Analysts, investors and Wall Street gurus seem to think the worst is over and companies that were beat up initially may be in a sweet position down the line. Here are five companies that have some...
The Ford Foundation does provide money to further social justice. The Ford company does make police vehicles. The notion that the two have some connection is false.
These five well-known companies are likely to survive the current troubles, and their stocks could very well offer patient investors some huge returns over the next year or so. All are rated Buy now...
Short sellers loaded up on shares of a China-based electric vehicle maker, and a stock split lifted short interest in the world's top maker of EVs.

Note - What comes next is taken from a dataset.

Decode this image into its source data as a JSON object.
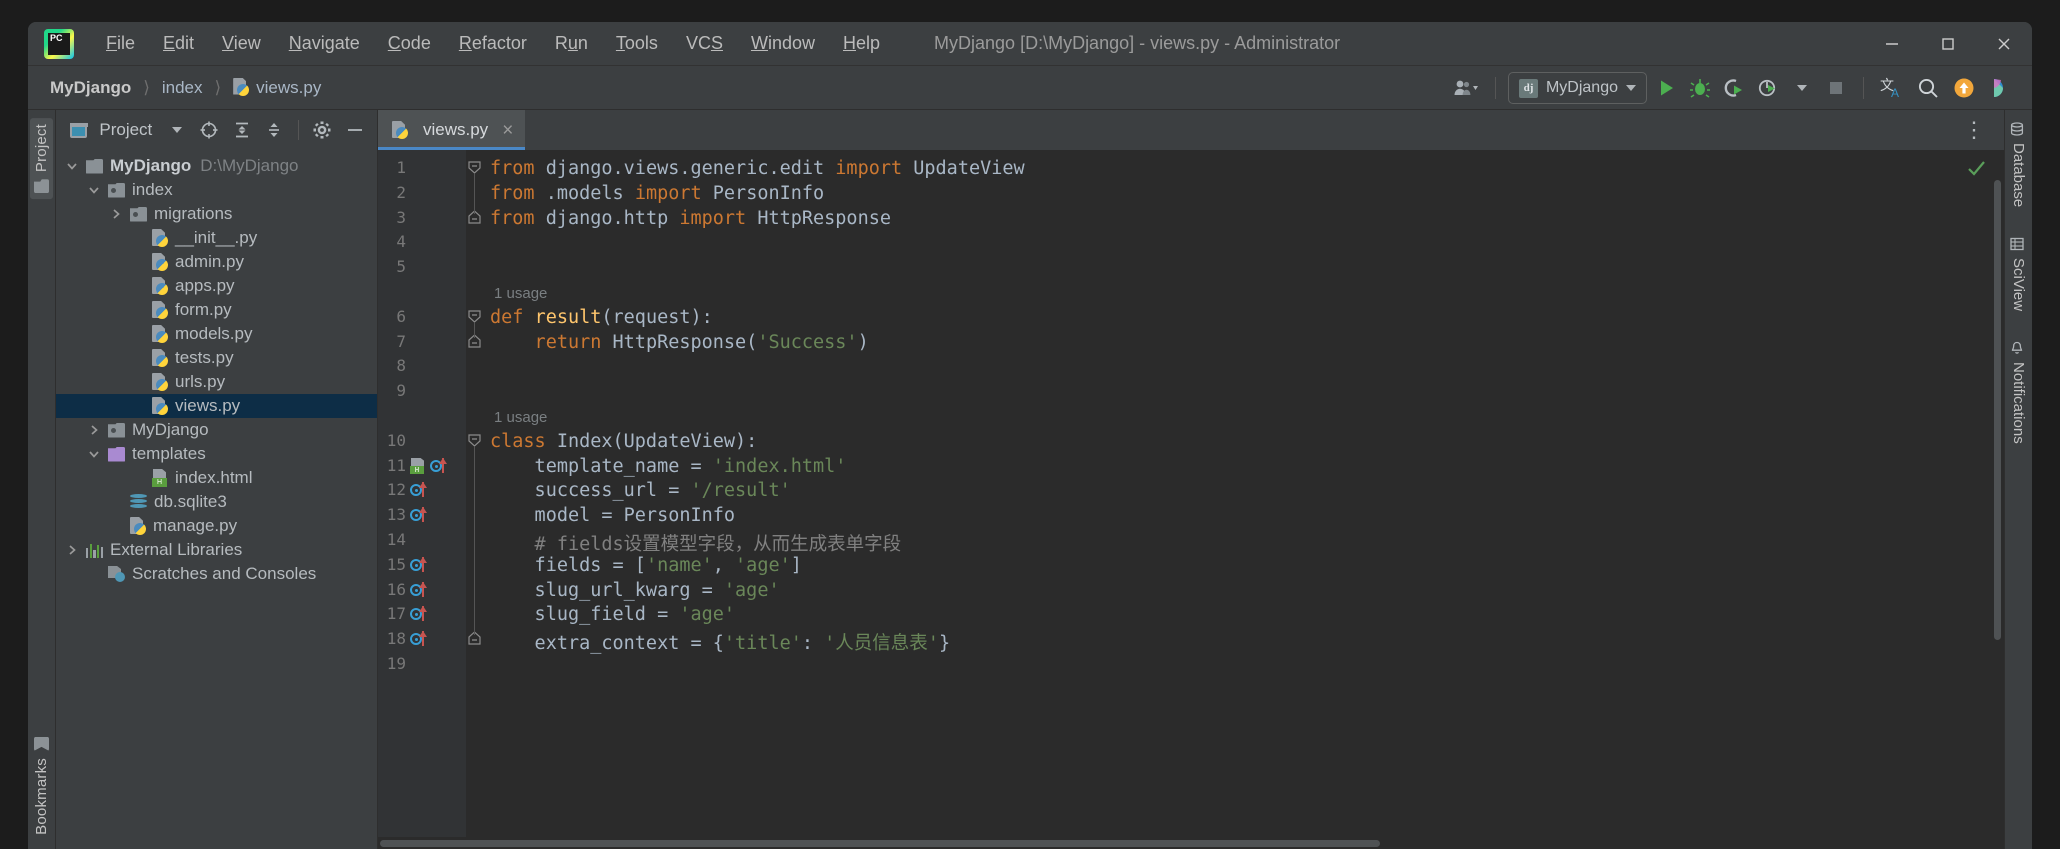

A new CEO and new rugged sport utility vehicle were meant to show that Ford had renewed its push toward a better future. Yet, neither was really a sign of a change at Ford.
As people recently considered what luxury cars they might buy, the two big U.S. brands fell well down the list, far behind the market leaders made by German and Japanese manufacturers.
China almost certainly will target highly visible U.S. companies if the friction that involves TicTok and WeChat worsens. That makes Tesla a possible target.
A report from Morgan Stanley looks far out in the future regarding battery-electric vehicles, to 2040 specifically. The firm sees this vehicle market accounting for 72% of global sales.
Ford Executive Chair William Clay Ford Jr. really runs the company. There are six chief executive officers over the course of his tenure (including himself) to prove it.
Ford CEO Jim Hackett is retiring effective October 1 and the company on Tuesday announced that his successor will be Jim Farley, currently Ford's chief operating officer.
Friday's top analyst upgrades and downgrades included Alexion Pharmaceuticals, Allscripts Healthcare Solutions, Alphabet,, Apple, Baidu, Comcast, Electronic Arts, Ford and Facebook.
Even before the recession there had been ongoing woes tied to “peak auto” trends. Then came the COVID-19 pandemic and people stopped buying big ticket items like cars. Ford Motor Company...
Why is Ford the most widely traded stock by individual investors? One reason may be its presence as one of America's best-known but failed brands.
When new car sales for July are announced next week, the numbers are expected to be better than in the past four months, but still add up to a decline of nearly 15% compared to 2019 sales.
24/7 Wall St. has put together a preview of a few of the most anticipated quarterly reports due this week, including Altria, Ford, General Electric and Starbucks